9/19/10, Newark Community Day, dateline 6:00 p.m.


We found our designated location, which was under a tree.  Good for shade, but unsuitable for our banner, "Climate Common Sense".  We traded spots with someone in the sun - he called the trade a "no-brainer".  When four people arrived, we deciphered the design of our contraption that holds the banner without making holes in the ground (prohibited).


We started giving handouts to passersby while erecting three easels.  Two held last year's posters and the third held a combination of 8 1/2 X11" information sources for use when discussing climate information in detail.  For example, one showed a bar graph of the greenhouse effect of CO2 at different CO2 levels.  The effect is very large for the first very small amount of CO2, and very small at concentrations in the present range.

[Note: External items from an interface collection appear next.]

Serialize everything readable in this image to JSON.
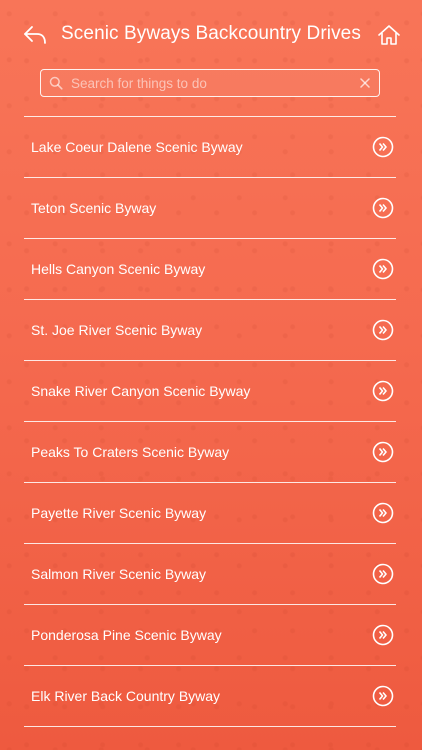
{
  "header": {
    "title": "Scenic Byways Backcountry Drives",
    "back_icon": "back-arrow-icon",
    "home_icon": "home-icon"
  },
  "search": {
    "placeholder": "Search for things to do",
    "value": ""
  },
  "list": {
    "items": [
      {
        "label": "Lake Coeur Dalene Scenic Byway"
      },
      {
        "label": "Teton Scenic Byway"
      },
      {
        "label": "Hells Canyon Scenic Byway"
      },
      {
        "label": "St. Joe River Scenic Byway"
      },
      {
        "label": "Snake River Canyon Scenic Byway"
      },
      {
        "label": "Peaks To Craters Scenic Byway"
      },
      {
        "label": "Payette River Scenic Byway"
      },
      {
        "label": "Salmon River Scenic Byway"
      },
      {
        "label": "Ponderosa Pine Scenic Byway"
      },
      {
        "label": "Elk River Back Country Byway"
      }
    ]
  },
  "colors": {
    "background": "#f56a4f",
    "text": "#ffffff"
  }
}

Seven members (Bill Day, Fred DeVries, John Greer, Greg Inskip, Bill Morris, Don Taber, and Jerry Towe) participated, and there were generally at least four at the table.  Our main activity was handing out an excellent 8 1/2 X5 1/2" flyer, designed by our Secretary, John Greer.  These were gone by the middle of the afternoon.  We made 300, but should have made 400.  We then handed out a 6-page 8 1/2X11" paper Bill Morris had used in conjunction with talks on global warming.  When folded, passersby took them as willingly as the smaller flyers.  We hope most looked at both later and learned something about climate change.


There were a few who made comments, about equally divided between agreement and disagreement.  Maybe a dozen stopped for longer discussions.  Two were memorable.  One was a young Political Science instructor who was personally insulted by our presence - by our expressing such an outrageous view.  He is a classic "true believer".  The other was a mathematics professor, easily recognizable by his scruffy beard.  He thought we should be concerned by a risk of making the Earth like Venus, which has a CO2 atmosphere and is extremely hot.

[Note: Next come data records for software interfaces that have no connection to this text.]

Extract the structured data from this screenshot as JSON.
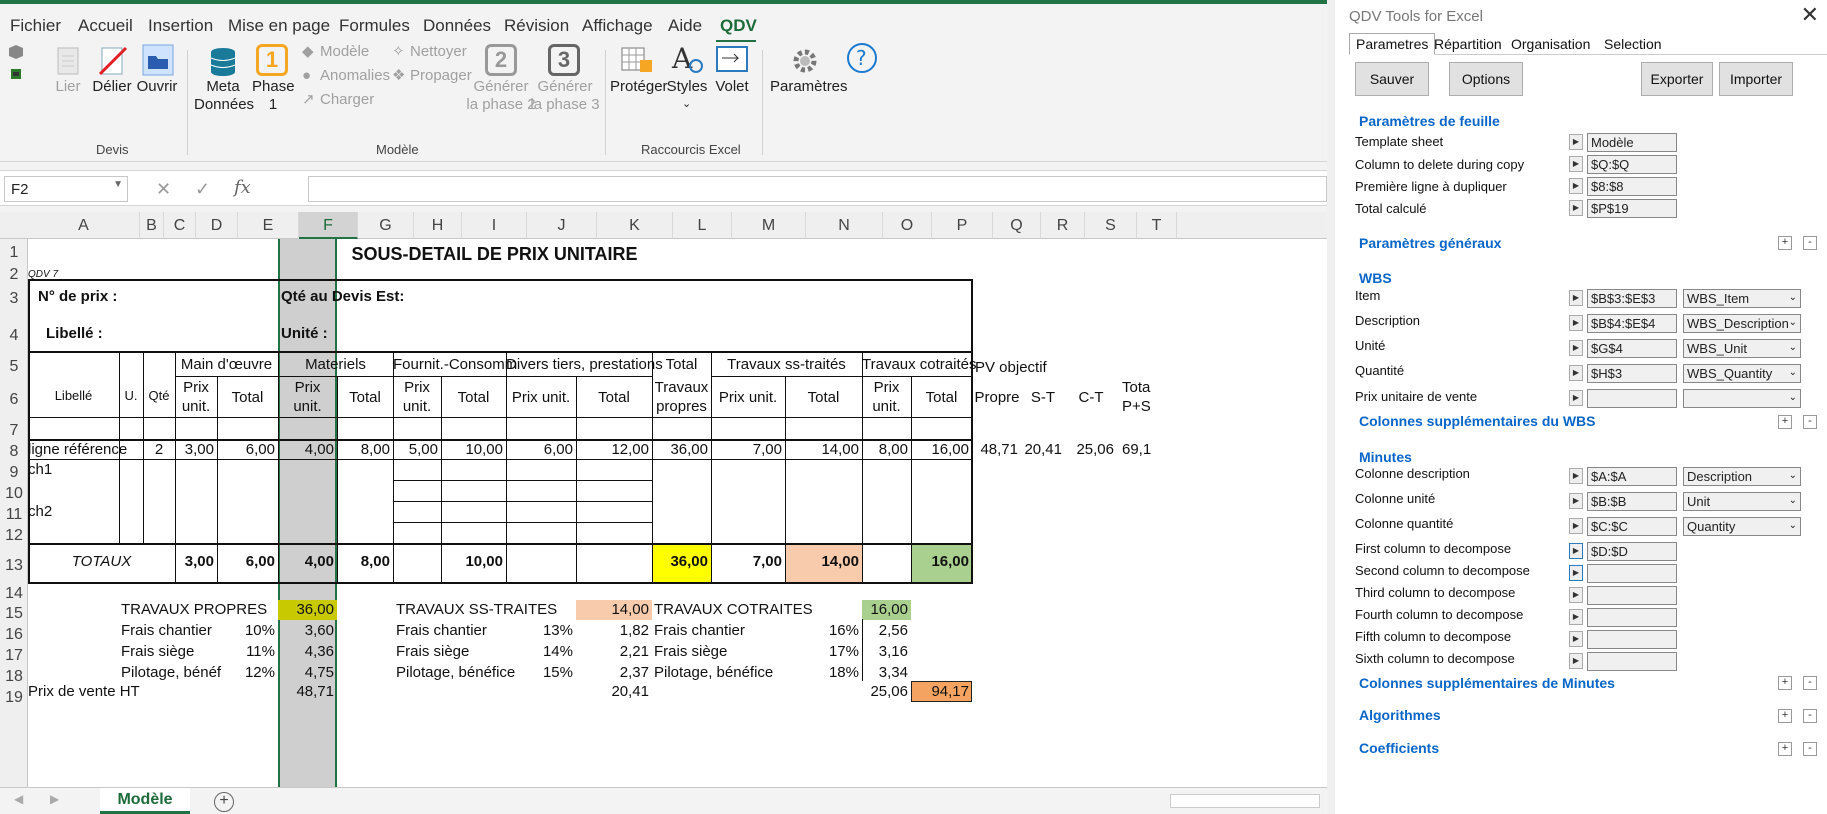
{
  "menu": [
    "Fichier",
    "Accueil",
    "Insertion",
    "Mise en page",
    "Formules",
    "Données",
    "Révision",
    "Affichage",
    "Aide",
    "QDV"
  ],
  "ribbon": {
    "devis": {
      "lier": "Lier",
      "delier": "Délier",
      "ouvrir": "Ouvrir",
      "group": "Devis"
    },
    "meta": {
      "line1": "Meta",
      "line2": "Données"
    },
    "phase1": {
      "num": "1",
      "line1": "Phase",
      "line2": "1"
    },
    "modele": {
      "modele": "Modèle",
      "anomalies": "Anomalies",
      "charger": "Charger",
      "nettoyer": "Nettoyer",
      "propager": "Propager",
      "group": "Modèle"
    },
    "phase2": {
      "num": "2",
      "line1": "Générer",
      "line2": "la phase 2"
    },
    "phase3": {
      "num": "3",
      "line1": "Générer",
      "line2": "la phase 3"
    },
    "raccourcis": {
      "proteger": "Protéger",
      "styles": "Styles",
      "volet": "Volet",
      "group": "Raccourcis Excel"
    },
    "parametres": "Paramètres"
  },
  "formula": {
    "namebox": "F2",
    "fx": "fx"
  },
  "columns": [
    "A",
    "B",
    "C",
    "D",
    "E",
    "F",
    "G",
    "H",
    "I",
    "J",
    "K",
    "L",
    "M",
    "N",
    "O",
    "P",
    "Q",
    "R",
    "S",
    "T"
  ],
  "rows": [
    "1",
    "2",
    "3",
    "4",
    "5",
    "6",
    "7",
    "8",
    "9",
    "10",
    "11",
    "12",
    "13",
    "14",
    "15",
    "16",
    "17",
    "18",
    "19"
  ],
  "sheet": {
    "title": "SOUS-DETAIL DE PRIX UNITAIRE",
    "qdv": "QDV 7",
    "no_prix": "N° de prix :",
    "libelle_lbl": "Libellé :",
    "qte_devis": "Qté au Devis Est:",
    "unite": "Unité :",
    "hdr_main": "Main d'œuvre",
    "hdr_mat": "Materiels",
    "hdr_fourn": "Fournit.-Consomm",
    "hdr_divers": "Divers tiers, prestations",
    "hdr_total": "Total",
    "hdr_travaux": "Travaux",
    "hdr_propres": "propres",
    "hdr_sst": "Travaux ss-traités",
    "hdr_cot": "Travaux cotraités",
    "hdr_pv": "PV objectif",
    "h_libelle": "Libellé",
    "h_u": "U.",
    "h_qte": "Qté",
    "h_prix": "Prix",
    "h_unit": "unit.",
    "h_total": "Total",
    "h_prixunit": "Prix unit.",
    "h_propre": "Propre",
    "h_st": "S-T",
    "h_ct": "C-T",
    "h_tota": "Tota",
    "h_ps": "P+S",
    "row8": {
      "a": "ligne référence",
      "c": "2",
      "d": "3,00",
      "e": "6,00",
      "f": "4,00",
      "g": "8,00",
      "h": "5,00",
      "i": "10,00",
      "j": "6,00",
      "k": "12,00",
      "l": "36,00",
      "m": "7,00",
      "n": "14,00",
      "o": "8,00",
      "p": "16,00",
      "q": "48,71",
      "r": "20,41",
      "s": "25,06",
      "t": "69,1"
    },
    "ch1": "ch1",
    "ch2": "ch2",
    "row13": {
      "a": "TOTAUX",
      "d": "3,00",
      "e": "6,00",
      "f": "4,00",
      "g": "8,00",
      "i": "10,00",
      "l": "36,00",
      "m": "7,00",
      "n": "14,00",
      "p": "16,00"
    },
    "r15": {
      "b": "TRAVAUX PROPRES",
      "f": "36,00",
      "h": "TRAVAUX SS-TRAITES",
      "k": "14,00",
      "l": "TRAVAUX COTRAITES",
      "o": "16,00"
    },
    "r16": {
      "b": "Frais chantier",
      "e": "10%",
      "f": "3,60",
      "h": "Frais chantier",
      "j": "13%",
      "k": "1,82",
      "l": "Frais chantier",
      "n": "16%",
      "o": "2,56"
    },
    "r17": {
      "b": "Frais siège",
      "e": "11%",
      "f": "4,36",
      "h": "Frais siège",
      "j": "14%",
      "k": "2,21",
      "l": "Frais siège",
      "n": "17%",
      "o": "3,16"
    },
    "r18": {
      "b": "Pilotage, bénéf",
      "e": "12%",
      "f": "4,75",
      "h": "Pilotage, bénéfice",
      "j": "15%",
      "k": "2,37",
      "l": "Pilotage, bénéfice",
      "n": "18%",
      "o": "3,34"
    },
    "r19": {
      "a": "Prix de vente HT",
      "f": "48,71",
      "k": "20,41",
      "o": "25,06",
      "p": "94,17"
    }
  },
  "sheet_tab": "Modèle",
  "panel": {
    "title": "QDV Tools for Excel",
    "tabs": [
      "Parametres",
      "Répartition",
      "Organisation",
      "Selection"
    ],
    "buttons": {
      "sauver": "Sauver",
      "options": "Options",
      "exporter": "Exporter",
      "importer": "Importer"
    },
    "sec_feuille": "Paramètres de feuille",
    "feuille": [
      {
        "label": "Template sheet",
        "value": "Modèle"
      },
      {
        "label": "Column to delete during copy",
        "value": "$Q:$Q"
      },
      {
        "label": "Première ligne à dupliquer",
        "value": "$8:$8"
      },
      {
        "label": "Total calculé",
        "value": "$P$19"
      }
    ],
    "sec_generaux": "Paramètres généraux",
    "sec_wbs": "WBS",
    "wbs": [
      {
        "label": "Item",
        "value": "$B$3:$E$3",
        "sel": "WBS_Item"
      },
      {
        "label": "Description",
        "value": "$B$4:$E$4",
        "sel": "WBS_Description"
      },
      {
        "label": "Unité",
        "value": "$G$4",
        "sel": "WBS_Unit"
      },
      {
        "label": "Quantité",
        "value": "$H$3",
        "sel": "WBS_Quantity"
      },
      {
        "label": "Prix unitaire de vente",
        "value": "",
        "sel": ""
      }
    ],
    "sec_wbs_sup": "Colonnes supplémentaires du WBS",
    "sec_minutes": "Minutes",
    "minutes": [
      {
        "label": "Colonne description",
        "value": "$A:$A",
        "sel": "Description"
      },
      {
        "label": "Colonne unité",
        "value": "$B:$B",
        "sel": "Unit"
      },
      {
        "label": "Colonne quantité",
        "value": "$C:$C",
        "sel": "Quantity"
      },
      {
        "label": "First column to decompose",
        "value": "$D:$D"
      },
      {
        "label": "Second column to decompose",
        "value": ""
      },
      {
        "label": "Third column to decompose",
        "value": ""
      },
      {
        "label": "Fourth column to decompose",
        "value": ""
      },
      {
        "label": "Fifth column to decompose",
        "value": ""
      },
      {
        "label": "Sixth column to decompose",
        "value": ""
      }
    ],
    "sec_min_sup": "Colonnes supplémentaires de Minutes",
    "sec_algo": "Algorithmes",
    "sec_coef": "Coefficients"
  },
  "colors": {
    "yellow": "#ffff00",
    "salmon": "#f8cbad",
    "green": "#a9d08e",
    "olive": "#c9c900",
    "orange": "#f4a460",
    "accent": "#217346"
  }
}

There was a Sierra Club table down the line, operated by one woman.  She expressed concern about the rate of increase of temperature.  Two or three passersby who disagreed with us expressed the same concern.  This may be a current "party line", and we may choose to address it.

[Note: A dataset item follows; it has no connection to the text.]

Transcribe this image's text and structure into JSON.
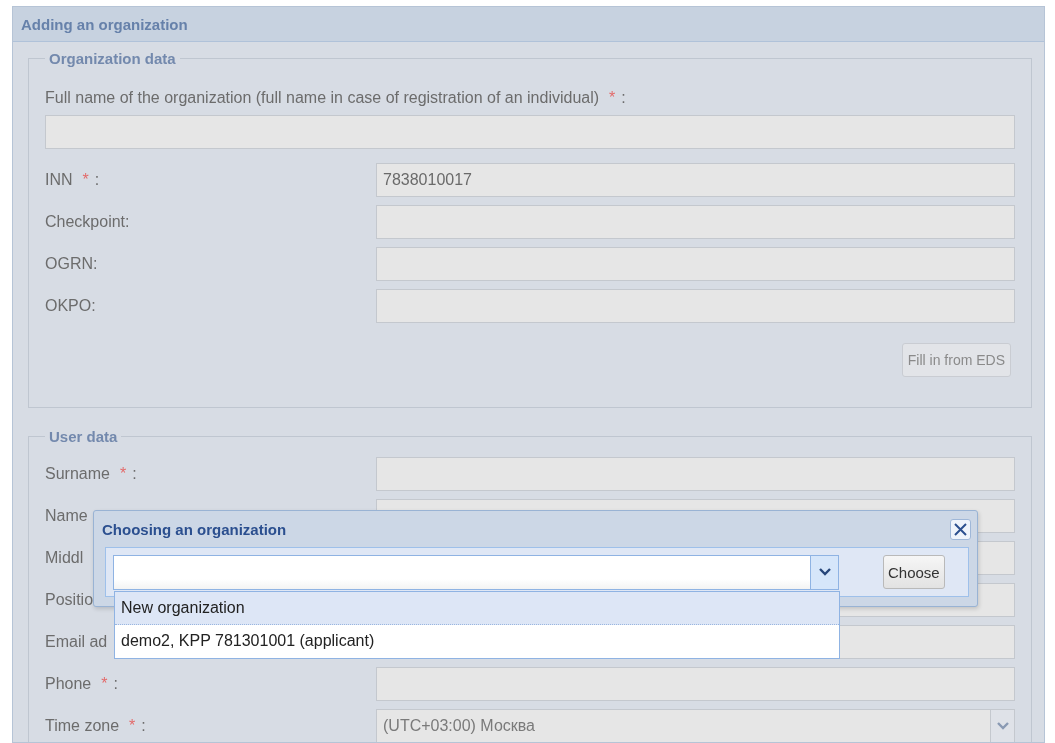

In general, we need to persist in our educational efforts until both federal and state government leaders “get the message.”